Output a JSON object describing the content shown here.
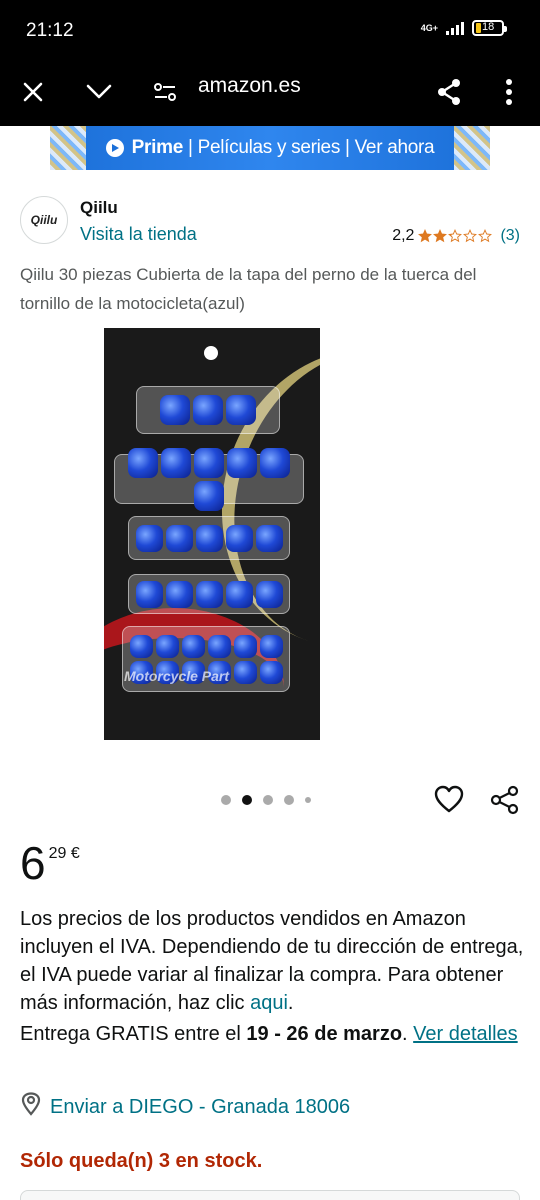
{
  "status_bar": {
    "time": "21:12",
    "network": "4G+",
    "battery": "18"
  },
  "browser": {
    "url": "amazon.es"
  },
  "banner": {
    "brand": "Prime",
    "text": "| Películas y series | Ver ahora"
  },
  "brand": {
    "logo_text": "Qiilu",
    "name": "Qiilu",
    "store_link": "Visita la tienda"
  },
  "rating": {
    "value": "2,2",
    "stars": 2.2,
    "count": "(3)"
  },
  "product": {
    "title": "Qiilu 30 piezas Cubierta de la tapa del perno de la tuerca del tornillo de la motocicleta(azul)",
    "image_text": "Motorcycle Part"
  },
  "carousel": {
    "total": 5,
    "active": 2
  },
  "price": {
    "whole": "6",
    "fraction": "29 €"
  },
  "iva": {
    "text": "Los precios de los productos vendidos en Amazon incluyen el IVA. Dependiendo de tu dirección de entrega, el IVA puede variar al finalizar la compra. Para obtener más información, haz clic ",
    "link": "aqui",
    "end": "."
  },
  "delivery": {
    "prefix": "Entrega GRATIS entre el ",
    "dates": "19 - 26 de marzo",
    "suffix": ". ",
    "link": "Ver detalles"
  },
  "ship_to": "Enviar a DIEGO - Granada 18006",
  "stock": "Sólo queda(n) 3 en stock.",
  "colors": {
    "link": "#007185",
    "stock": "#b12704",
    "prime": "#1b6fd8",
    "star": "#de7921"
  }
}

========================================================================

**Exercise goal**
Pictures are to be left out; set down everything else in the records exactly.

**Solution to this problem**
Output a JSON object describing the content shown here.
{
  "status_bar": {
    "time": "21:12",
    "network": "4G+",
    "battery": "18"
  },
  "browser": {
    "url": "amazon.es"
  },
  "banner": {
    "brand": "Prime",
    "text": "| Películas y series | Ver ahora"
  },
  "brand": {
    "logo_text": "Qiilu",
    "name": "Qiilu",
    "store_link": "Visita la tienda"
  },
  "rating": {
    "value": "2,2",
    "stars": 2.2,
    "count": "(3)"
  },
  "product": {
    "title": "Qiilu 30 piezas Cubierta de la tapa del perno de la tuerca del tornillo de la motocicleta(azul)",
    "image_text": "Motorcycle Part"
  },
  "carousel": {
    "total": 5,
    "active": 2
  },
  "price": {
    "whole": "6",
    "fraction": "29 €"
  },
  "iva": {
    "text": "Los precios de los productos vendidos en Amazon incluyen el IVA. Dependiendo de tu dirección de entrega, el IVA puede variar al finalizar la compra. Para obtener más información, haz clic ",
    "link": "aqui",
    "end": "."
  },
  "delivery": {
    "prefix": "Entrega GRATIS entre el ",
    "dates": "19 - 26 de marzo",
    "suffix": ". ",
    "link": "Ver detalles"
  },
  "ship_to": "Enviar a DIEGO - Granada 18006",
  "stock": "Sólo queda(n) 3 en stock.",
  "colors": {
    "link": "#007185",
    "stock": "#b12704",
    "prime": "#1b6fd8",
    "star": "#de7921"
  }
}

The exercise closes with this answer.